This morning we got up early, had pancakes and bacon and headed out the door to worm the sheep. Hubs and I had got the ewes and lambs in last night so they could tromp down the tall grass in the shearing pens and corrals, but you'll notice by the pictures that they didn't finish the job so we had lots of grass to wade through. The picture above shows Eldest and Youngest sons actually worming the sheep with the medicine and a gun that measures and squirts the deworming medicine into the mouths of the lambs. One man douses and the other man holds the treated lambs back in the pen.
We had a few ewes that lambed late so we docked the long tails out of the pen and branded them with red branding paint. That brand is a Lazy Y J
Hubs and the visiting cousin are counting sheep out of the pen once they are done. One thing you learn to do when you live on a ranch is count. You count everything.... ewes, lambs, cows, calves, bulls, eggs and fence posts. Everything gets a number so you best count or measure everything in sight because sure enough, just when you think you didn't need a "count," someone will ask you.
"How many staples ya got?"
"How much paint is left in the bucket?"
"How many eggs did you get tonight?"
Hubs says that his Uncle Edwin counted the steps from the house to the barn and from the house to the chicken coop. I haven't done that yet.
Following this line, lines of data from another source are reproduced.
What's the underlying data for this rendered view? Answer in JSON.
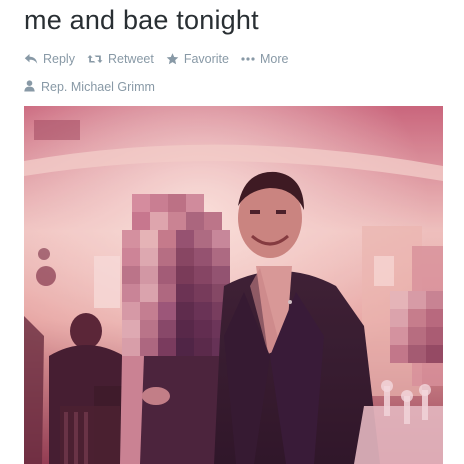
{
  "tweet": {
    "text": "me and bae tonight"
  },
  "actions": {
    "reply": "Reply",
    "retweet": "Retweet",
    "favorite": "Favorite",
    "more": "More"
  },
  "attribution": {
    "name": "Rep. Michael Grimm"
  },
  "colors": {
    "text": "#292f33",
    "muted": "#8899a6"
  },
  "icons": [
    "reply-icon",
    "retweet-icon",
    "star-icon",
    "more-dots-icon",
    "person-icon"
  ]
}
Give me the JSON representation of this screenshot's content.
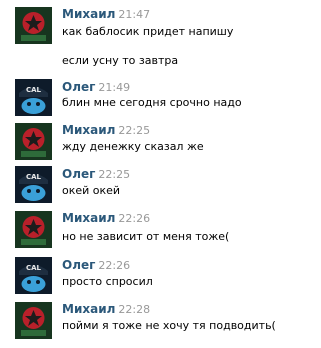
{
  "messages": [
    {
      "author": "Михаил",
      "time": "21:47",
      "lines": [
        "как баблосик придет напишу",
        "если усну то завтра"
      ],
      "avatar": "mikhail"
    },
    {
      "author": "Олег",
      "time": "21:49",
      "lines": [
        "блин мне сегодня срочно надо"
      ],
      "avatar": "oleg"
    },
    {
      "author": "Михаил",
      "time": "22:25",
      "lines": [
        "жду денежку сказал же"
      ],
      "avatar": "mikhail"
    },
    {
      "author": "Олег",
      "time": "22:25",
      "lines": [
        "окей окей"
      ],
      "avatar": "oleg"
    },
    {
      "author": "Михаил",
      "time": "22:26",
      "lines": [
        "но не зависит от меня тоже("
      ],
      "avatar": "mikhail"
    },
    {
      "author": "Олег",
      "time": "22:26",
      "lines": [
        "просто спросил"
      ],
      "avatar": "oleg"
    },
    {
      "author": "Михаил",
      "time": "22:28",
      "lines": [
        "пойми я тоже не хочу тя подводить("
      ],
      "avatar": "mikhail"
    }
  ],
  "colors": {
    "author_name": "#2b587a",
    "timestamp": "#999999",
    "text": "#000000"
  },
  "avatar_styles": {
    "mikhail": {
      "icon": "red-emblem-avatar-icon",
      "bg": "#17351f",
      "accent": "#b9202a"
    },
    "oleg": {
      "icon": "blue-cap-avatar-icon",
      "bg": "#0e1b2a",
      "accent": "#3aa0d8"
    }
  }
}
Maybe I oughta.
Lambs are all treated and it's time to turn them out with their mothers and herd them on up the hill to Chuck's....the "new" pasture they will spend a few weeks in.
Sue would be glad to take them out to pasture. (And she did) It's important to always turn sheep out to a new pasture after you worm them, otherwise they can get re-infested when they go out to the same area to graze and bed down where their droppings lay. I think it takes about two weeks before the worms in the droppings die.
I found the tally on the side of the pick-up truck.
Final tally: 209 lambs with the newly docked lambs added in.